# Cross-Sectional Area of Different Shapes with Formula

The concept of Cross-Sectional Area is fundamental in geometry and different scientific fields. It refers to the area of the flat surface you get when you imagine cutting a three-dimensional object with a flat plane. Imagine you have a straw. When you look at the end of the straw, the shape you see is its Cross Sectional Area. Furthermore, it is like slicing the straw horizontally and looking at the shape of the slice. Moreover, for example, in plumbing the Cross cross-sectional area of a pipe affects how much water can flow through it. Consequently, this reduces the 3D object to a 2D shape, allowing us to calculate its area using standard formulas.

## Importance and Uses of Cross-Section Area

Furthermore, here are the importance and uses of Cross-section area:

• Structural Calculations: The Cross-Sectional area is essential in structural engineering for calculating stresses in beams, columns, slabs, and other structural elements.
• Design Considerations: This helps engineers assess the amount of material needed, the volume of the object, and the strength of the structure.
• Specific Applications:
• Rectangular Sections: The Cross-sectional area of a rectangle is used in structural buckling calculations of columns, compression verification of timber, steel, and concrete elements, and in the design of prestressed concrete beams.
• I-Shaped Sections: The Cross-sectional area of an I-shaped section is utilised in structural axial stress calculations of steel columns and beams, as well as in the buckling calculations of columns.
• Circular Sections: The Cross-sectional area of a circular section is applied in structural axial stress calculations of steel wind bracing rods and concrete columns.
• Hollow Circular Tube Sections: The Cross-sectional area of a hollow circular tube is used in various structural calculations for components like pipes and tubes. Moreover, where the inner and outer diameters are crucial for determining the area.
• Pressure and Speed Determination: In specific applications like water pipes, the cross-sectional area of the pipe influences the speed and pressure at which water flows through the pipe.

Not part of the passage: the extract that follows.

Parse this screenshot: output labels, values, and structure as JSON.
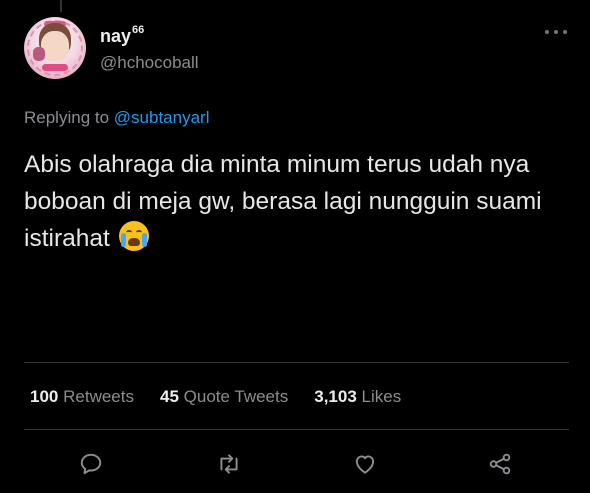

## Formulas for the Cross-Sectional Area of Different Shapes

### Cross-Sectional Area of Cylinder

A cylinder is a common object with a circular base and top. When we cut a cylinder perpendicular to its base (like slicing a can of soup), the cross-section is always a circle.

Therefore, the formula for the Cross-Sectional Area of a cylinder is the same as the area of a circle:

• Area = π (pi) x Radius (r) squared

Example: Suppose you have a cylindrical can with a radius of 2 cm. To find the Cross Sectional Area of the can (the circular top opening), you will use:

• Area = π x (2 cm) ^ 2
• Area ≈ 12.57 cm² (assuming π ≈ 3.14)

Also Read: Difference Between Feet and Square Feet

### Cross-Sectional Area of a Wire

A wire is typically a long, thin cylinder with a very small radius. In many cases, we can simplify the calculation of the Cross Sectional Area by treating the wire as a perfect circle.

Here, the formula for the Cross Sectional Area of a wire is the same as for a cylinder:

• Area = π (pi) x Radius (r) squared

Example: Imagine a copper wire with a radius of 0.5 mm (millimetres can be converted to centimetres for the formula).

• Area = π x (0.05 cm) ^ 2
• Area ≈ 0.0079 cm² (assuming π ≈ 3.14)

Also Read: Order of Operations and PEMDAS Rule

### Cross-Sectional Area of a Rectangle

Imagine cutting a rectangular block of wood in half parallel to its flat surface. The exposed area would be a rectangle with the same length and width as the original block.

Moreover, the Cross Sectional Area would be calculated by multiplying the length by the width.

• Rectangle: Area = Length (l) x Width (w)

Example: If the length of a rectangle is 5 units and the width is 3 units, the Cross-Sectional Area would be 5 x 3 = 15 square units.

Also Read: Conic Sections

### Cross-Sectional Area of a Circle

Slicing a cylindrical pipe perpendicular to its base exposes a circular cross-section. Additionally, the area of this circle can be calculated using the formula for circle area, where the radius is the same as the pipe’s radius.

• Circle: Area = π (pi) x Radius (r) squared

Example: If the radius of a circle is 4 units, the calculation would be as follows:

A = π(4)^2 = 16π square units.

Therefore, the Cross-Sectional Area of a circle with a radius of 4 units would be 16π square units.

I hope this helps! Did you like learning about Cross Sectional Area? Keep reading our blogs to learn more about the basic concepts of Maths!